Hunt for family of Canning Town soldier
- Credit: Alan Hendry
A young, talented pianist from Canning Town was one of thousands of men to lose their life in the Battle of the Somme.
Pte William Clarke was just 22 when his life was cut short during the first month of the battle.
Known as Billy, he moved from London to the opposite end of the country to work as a cinema pianist in Wick, Scotland.
Now two historians from the north Scottish town are trying to piece together Billy’s life story nearly 100 years on from his death.
Alan Hendry and Harry Gray are keen to reach any of Billy’s relatives who may have photographs,and more information about him.
You may also want to watch:
“The circumstances of his life are intriguing,” said Alan, 52.
“This was a young Londoner of Jamaican extraction who at 17 came to work in a small fishing town on the northern edge of the Scottish mainland.”
- 1 Vandal targets St Antony statue outside church in Forest Gate
- 2 Ex-police officer among group jailed for £850k intercept from rival gangs
- 3 Rumours over empty Stratford estate homes quashed in meeting
- 4 Architects awarded £300K contract for Stratford Station makeover
- 5 'Petrified' cat reunited with kittens after 'pursuit' in Canning Town
- 6 Family of man who died after attack in Canning Town pays tribute to a 'loving, generous' father
- 7 Kenny Jackett emerges as odds-on favourite for Leyton Orient job
- 8 Blaze under control at block of flats being built in Canning Town
- 9 Flights from London City Airport to Switzerland resume as hub readies for return to international travel
- 10 Newham saw no deaths from Covid-19 at the end of April, figures show
Billy was the son of William Clarke senior, a ship’s fireman from Kingston, Jamaica, and Leah Matilda Young, who came from east London.

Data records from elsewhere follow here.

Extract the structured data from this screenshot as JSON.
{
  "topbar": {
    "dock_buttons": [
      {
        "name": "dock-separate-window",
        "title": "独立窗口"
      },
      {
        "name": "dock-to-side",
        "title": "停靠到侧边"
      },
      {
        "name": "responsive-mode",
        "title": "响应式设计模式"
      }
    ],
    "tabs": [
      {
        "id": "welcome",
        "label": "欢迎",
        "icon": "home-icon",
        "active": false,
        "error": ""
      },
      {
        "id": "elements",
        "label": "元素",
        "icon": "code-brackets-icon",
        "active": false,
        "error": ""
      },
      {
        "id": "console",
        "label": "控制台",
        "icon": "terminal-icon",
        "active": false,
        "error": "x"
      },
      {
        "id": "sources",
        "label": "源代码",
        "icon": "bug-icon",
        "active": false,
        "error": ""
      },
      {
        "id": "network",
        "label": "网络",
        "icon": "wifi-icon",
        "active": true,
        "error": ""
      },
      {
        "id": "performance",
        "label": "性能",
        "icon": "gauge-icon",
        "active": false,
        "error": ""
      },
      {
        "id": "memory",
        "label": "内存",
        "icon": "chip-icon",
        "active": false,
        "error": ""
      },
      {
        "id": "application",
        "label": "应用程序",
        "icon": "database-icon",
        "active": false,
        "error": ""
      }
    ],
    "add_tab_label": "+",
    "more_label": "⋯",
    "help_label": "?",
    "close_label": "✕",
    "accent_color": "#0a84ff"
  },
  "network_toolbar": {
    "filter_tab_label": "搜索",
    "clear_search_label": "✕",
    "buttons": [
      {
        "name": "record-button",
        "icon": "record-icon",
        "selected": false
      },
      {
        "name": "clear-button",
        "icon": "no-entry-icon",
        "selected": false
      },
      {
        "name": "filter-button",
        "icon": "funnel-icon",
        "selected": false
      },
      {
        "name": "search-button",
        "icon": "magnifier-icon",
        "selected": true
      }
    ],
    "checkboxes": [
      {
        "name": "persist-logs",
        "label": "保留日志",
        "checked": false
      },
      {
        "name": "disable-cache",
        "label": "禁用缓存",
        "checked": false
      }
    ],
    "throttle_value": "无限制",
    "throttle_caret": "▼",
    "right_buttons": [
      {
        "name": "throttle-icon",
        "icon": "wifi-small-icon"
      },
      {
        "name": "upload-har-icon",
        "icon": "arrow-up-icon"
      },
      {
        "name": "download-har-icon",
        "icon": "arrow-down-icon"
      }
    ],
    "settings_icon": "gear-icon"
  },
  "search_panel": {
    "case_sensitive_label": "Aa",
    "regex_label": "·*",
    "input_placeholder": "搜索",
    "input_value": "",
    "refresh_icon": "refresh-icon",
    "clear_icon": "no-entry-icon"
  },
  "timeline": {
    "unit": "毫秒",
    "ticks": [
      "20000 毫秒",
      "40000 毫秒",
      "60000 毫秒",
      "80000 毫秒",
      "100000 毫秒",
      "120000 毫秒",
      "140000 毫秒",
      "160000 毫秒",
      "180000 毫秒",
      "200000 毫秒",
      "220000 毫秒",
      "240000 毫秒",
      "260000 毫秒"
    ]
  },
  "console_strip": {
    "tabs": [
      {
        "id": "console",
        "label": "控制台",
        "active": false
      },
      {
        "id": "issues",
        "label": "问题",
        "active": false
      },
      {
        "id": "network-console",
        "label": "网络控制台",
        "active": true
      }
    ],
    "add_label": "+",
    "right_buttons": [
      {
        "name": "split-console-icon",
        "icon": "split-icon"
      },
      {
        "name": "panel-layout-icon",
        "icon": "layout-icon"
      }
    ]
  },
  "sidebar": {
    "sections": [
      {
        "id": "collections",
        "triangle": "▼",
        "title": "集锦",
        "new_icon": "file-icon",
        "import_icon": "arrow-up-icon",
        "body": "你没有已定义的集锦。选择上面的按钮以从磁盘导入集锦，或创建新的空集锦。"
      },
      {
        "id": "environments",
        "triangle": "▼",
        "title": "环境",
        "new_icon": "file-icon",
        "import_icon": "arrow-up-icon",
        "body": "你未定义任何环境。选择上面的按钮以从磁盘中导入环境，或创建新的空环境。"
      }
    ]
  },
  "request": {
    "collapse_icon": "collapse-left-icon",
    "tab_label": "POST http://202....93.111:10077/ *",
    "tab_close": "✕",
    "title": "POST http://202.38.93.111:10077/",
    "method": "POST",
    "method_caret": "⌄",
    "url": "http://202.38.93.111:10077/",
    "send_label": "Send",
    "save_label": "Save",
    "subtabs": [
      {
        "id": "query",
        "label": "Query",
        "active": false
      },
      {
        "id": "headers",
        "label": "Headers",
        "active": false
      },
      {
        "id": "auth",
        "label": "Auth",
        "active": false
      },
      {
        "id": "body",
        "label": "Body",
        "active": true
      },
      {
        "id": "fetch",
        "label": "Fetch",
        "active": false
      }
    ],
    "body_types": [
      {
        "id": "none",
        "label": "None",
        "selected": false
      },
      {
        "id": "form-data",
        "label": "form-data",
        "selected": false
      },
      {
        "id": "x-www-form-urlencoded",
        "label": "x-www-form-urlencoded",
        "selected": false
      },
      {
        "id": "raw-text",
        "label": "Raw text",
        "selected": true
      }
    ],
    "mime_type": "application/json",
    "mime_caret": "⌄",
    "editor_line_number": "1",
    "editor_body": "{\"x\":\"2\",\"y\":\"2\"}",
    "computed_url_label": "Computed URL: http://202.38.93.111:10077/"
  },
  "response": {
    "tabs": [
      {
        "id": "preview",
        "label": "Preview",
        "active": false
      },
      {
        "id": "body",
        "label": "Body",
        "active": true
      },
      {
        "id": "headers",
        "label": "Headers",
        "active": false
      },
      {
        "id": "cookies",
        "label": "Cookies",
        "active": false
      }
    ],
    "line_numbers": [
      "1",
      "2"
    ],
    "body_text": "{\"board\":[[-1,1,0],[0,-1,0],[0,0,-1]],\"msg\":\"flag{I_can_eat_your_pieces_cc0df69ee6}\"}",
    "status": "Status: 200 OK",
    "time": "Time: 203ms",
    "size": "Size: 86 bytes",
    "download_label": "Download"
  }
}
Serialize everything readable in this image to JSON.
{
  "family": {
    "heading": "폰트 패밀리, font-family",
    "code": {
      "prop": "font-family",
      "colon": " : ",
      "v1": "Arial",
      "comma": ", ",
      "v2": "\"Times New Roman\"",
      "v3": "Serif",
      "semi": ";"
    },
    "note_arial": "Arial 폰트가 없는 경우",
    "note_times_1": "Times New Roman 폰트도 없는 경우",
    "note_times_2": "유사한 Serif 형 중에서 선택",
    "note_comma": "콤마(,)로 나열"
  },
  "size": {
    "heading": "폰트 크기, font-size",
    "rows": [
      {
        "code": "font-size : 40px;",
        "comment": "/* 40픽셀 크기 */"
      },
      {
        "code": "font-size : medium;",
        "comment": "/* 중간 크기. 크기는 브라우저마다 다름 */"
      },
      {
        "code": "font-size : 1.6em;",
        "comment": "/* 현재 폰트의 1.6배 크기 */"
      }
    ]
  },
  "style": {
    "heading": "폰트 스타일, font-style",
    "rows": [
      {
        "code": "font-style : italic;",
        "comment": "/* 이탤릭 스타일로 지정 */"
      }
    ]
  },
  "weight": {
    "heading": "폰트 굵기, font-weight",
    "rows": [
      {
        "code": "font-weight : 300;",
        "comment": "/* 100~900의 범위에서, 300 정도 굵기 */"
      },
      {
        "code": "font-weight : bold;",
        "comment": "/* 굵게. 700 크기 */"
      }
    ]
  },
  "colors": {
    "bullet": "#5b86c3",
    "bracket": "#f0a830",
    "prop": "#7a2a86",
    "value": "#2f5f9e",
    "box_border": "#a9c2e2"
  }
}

The couple married in West Ham in 1891 and set up home in Clifton Road.
One of seven children, Billy moved to Wick in 1911.
Alan, the former editor of the town’s regional paper, said that Billy “seems to have been a very popular character in Wick.”
He and Harry, the chairman of the Wick Society, are keen to find about more about the early years of their town’s adopted son.
His name featured in a booklet listing details of 320 Wick men who lost their lives in the First World War which was compiled last year.
Alan said: “He was a long way from his home and his family, but by all accounts Billy quickly became part of the community and made many friends.
“He played the piano at concerts as well as silent movies and seems to have become something of a local celebrity.”
Billy proudly enlisted in the Seaforth Highlanders regiment when war broke out in 1914.
He put his musical talents to good use on the Western Front, playing the piano and the harmonium to boost morale.
“At one stage he organised a successful local appeal for hymn books for them to use,” said Alan.
“He comes across as someone who was committed to making life better for those around him.”
Billy sustained gunshot wounds to the head during the fighting in the Somme, and he passed away on July 31, having failed to regain consciousness.
He was described in a newspaper report as “a great favourite in town” and buried in Longueness Souvenir Cemetery at St Omer in northern France.
“We would be delighted to make contact with anyone who has a Clarke family connection or who can point us in that direction,” said Alan.
“Who would have thought that a young cockney from Canning Town would die on the Somme in a kilt?”
If you can help, call Harry on 01955 603242 or Alan on 07590 259962.